__Exercise description__
The result should be every line in the material below containing the string "title".

__Excerpted data__
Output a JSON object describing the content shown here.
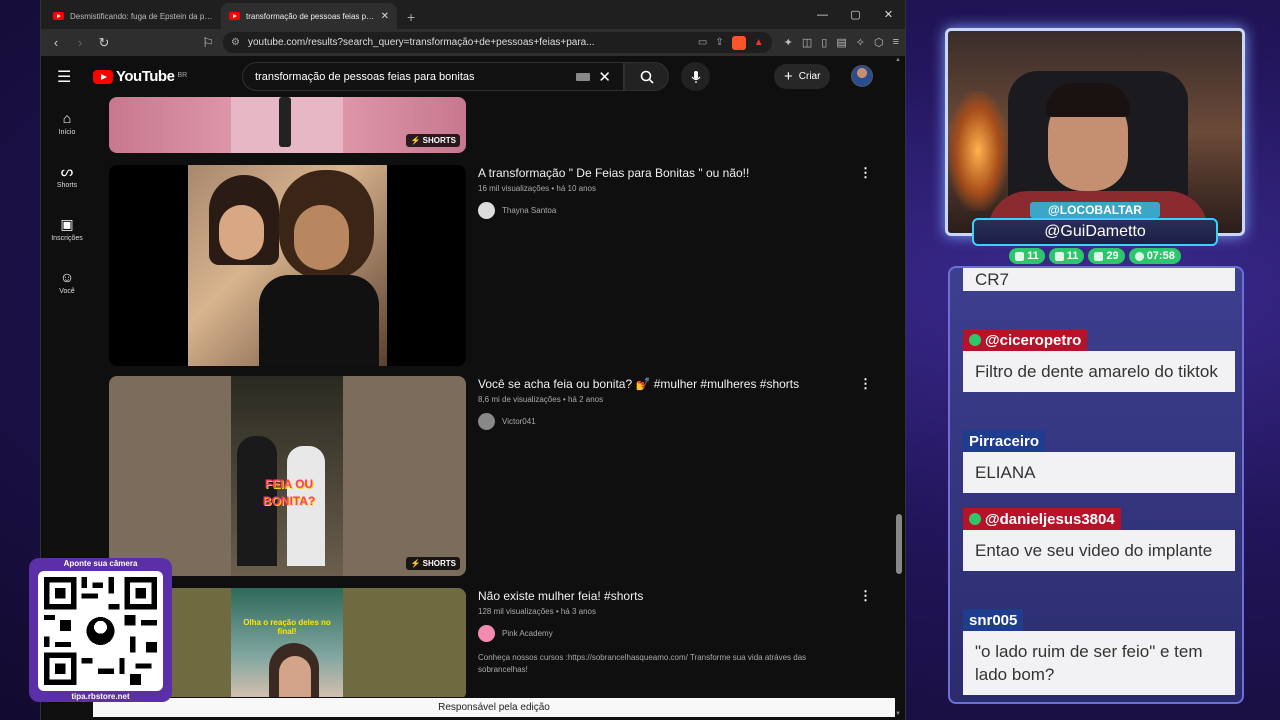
{
  "browser": {
    "tabs": [
      {
        "title": "Desmistificando: fuga de Epstein da prisão e",
        "active": false
      },
      {
        "title": "transformação de pessoas feias para b",
        "active": true
      }
    ],
    "url": "youtube.com/results?search_query=transformação+de+pessoas+feias+para..."
  },
  "youtube": {
    "logo_text": "YouTube",
    "country": "BR",
    "search_query": "transformação de pessoas feias para bonitas",
    "create_label": "Criar",
    "sidebar": [
      {
        "label": "Início",
        "icon": "home-icon",
        "glyph": "⌂"
      },
      {
        "label": "Shorts",
        "icon": "shorts-icon",
        "glyph": "ᔕ"
      },
      {
        "label": "Inscrições",
        "icon": "subscriptions-icon",
        "glyph": "▣"
      },
      {
        "label": "Você",
        "icon": "you-icon",
        "glyph": "☺"
      }
    ],
    "shorts_badge": "SHORTS",
    "videos": [
      {
        "title": "A transformação \" De Feias para Bonitas \" ou não!!",
        "meta": "16 mil visualizações • há 10 anos",
        "channel": "Thayna Santoa"
      },
      {
        "title": "Você se acha feia ou bonita? 💅 #mulher #mulheres #shorts",
        "meta": "8,6 mi de visualizações • há 2 anos",
        "channel": "Victor041",
        "overlay_text": "FEIA OU BONITA?"
      },
      {
        "title": "Não existe mulher feia! #shorts",
        "meta": "128 mil visualizações • há 3 anos",
        "channel": "Pink Academy",
        "description": "Conheça nossos cursos :https://sobrancelhasqueamo.com/ Transforme sua vida atráves das sobrancelhas!",
        "overlay_text": "Olha o reação deles no final!"
      }
    ],
    "footer": "Responsável pela edição"
  },
  "stream": {
    "top_tag": "@LOCOBALTAR",
    "main_tag": "@GuiDametto",
    "stats": [
      {
        "value": "11",
        "icon": "twitch-icon"
      },
      {
        "value": "11",
        "icon": "youtube-icon"
      },
      {
        "value": "29",
        "icon": "kick-icon"
      },
      {
        "value": "07:58",
        "icon": "clock-icon"
      }
    ],
    "chat": [
      {
        "user": "",
        "text": "CR7",
        "partial": true
      },
      {
        "user": "@ciceropetro",
        "text": "Filtro de dente amarelo do tiktok",
        "style": "red"
      },
      {
        "user": "Pirraceiro",
        "text": "ELIANA",
        "style": "blue"
      },
      {
        "user": "@danieljesus3804",
        "text": "Entao ve seu video do implante",
        "style": "red"
      },
      {
        "user": "snr005",
        "text": "\"o lado ruim de ser feio\" e tem lado bom?",
        "style": "blue"
      }
    ],
    "qr_header": "Aponte sua câmera",
    "qr_footer": "tipa.rbstore.net"
  },
  "colors": {
    "youtube_red": "#ff0000",
    "chat_red": "#b8122a",
    "chat_blue": "#1f3d8f",
    "stat_green": "#2cc76a"
  }
}
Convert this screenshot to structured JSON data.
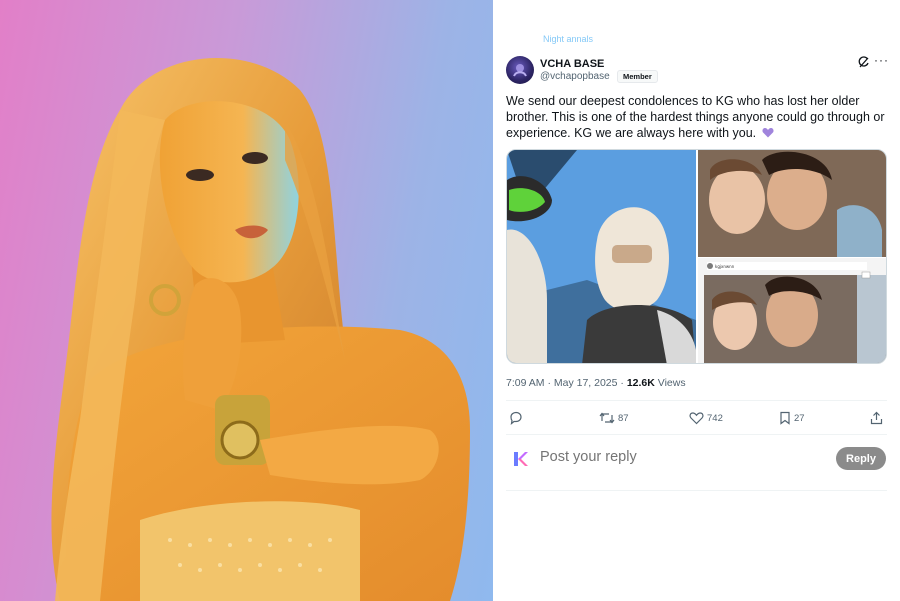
{
  "photo": {
    "description_icon": "woman-portrait-photo"
  },
  "tweet": {
    "top_cut_text": "Night annals",
    "author": {
      "name": "VCHA BASE",
      "handle": "@vchapopbase",
      "badge": "Member"
    },
    "text": "We send our deepest condolences to KG who has lost her older brother. This is one of the hardest things anyone could go through or experience. KG we are always here with you.",
    "emoji": "purple-heart",
    "media_caption_user": "kgjxnwnn",
    "timestamp": "7:09 AM · May 17, 2025 · ",
    "views_count": "12.6K",
    "views_label": " Views",
    "actions": {
      "reply_count": "",
      "retweet_count": "87",
      "like_count": "742",
      "bookmark_count": "27"
    },
    "reply": {
      "placeholder": "Post your reply",
      "button_label": "Reply"
    }
  },
  "colors": {
    "accent": "#1d9bf0",
    "text_primary": "#0f1419",
    "text_secondary": "#536471",
    "reply_button": "#8b8b8b",
    "emoji_heart": "#a084dc"
  }
}
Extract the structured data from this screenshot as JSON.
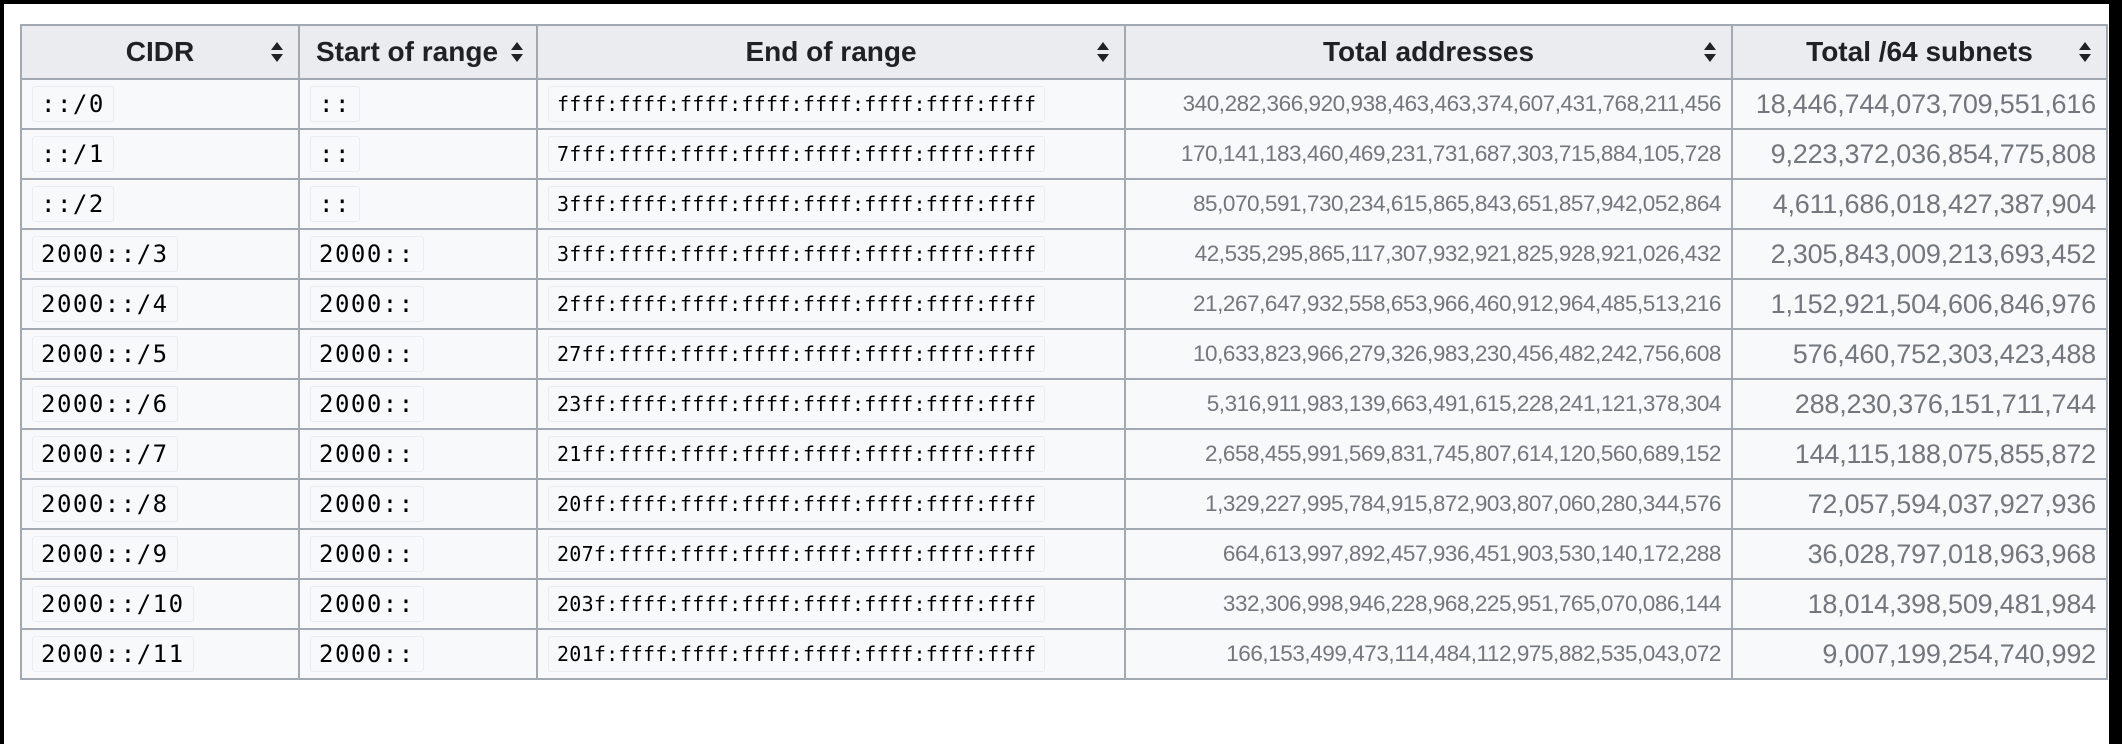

__Reply__
        "title": "Desmistificando: fuga de Epstein da prisão e",
        "title": "transformação de pessoas feias para b",
        "title": "A transformação \" De Feias para Bonitas \" ou não!!",
        "title": "Você se acha feia ou bonita? 💅 #mulher #mulheres #shorts",
        "title": "Não existe mulher feia! #shorts",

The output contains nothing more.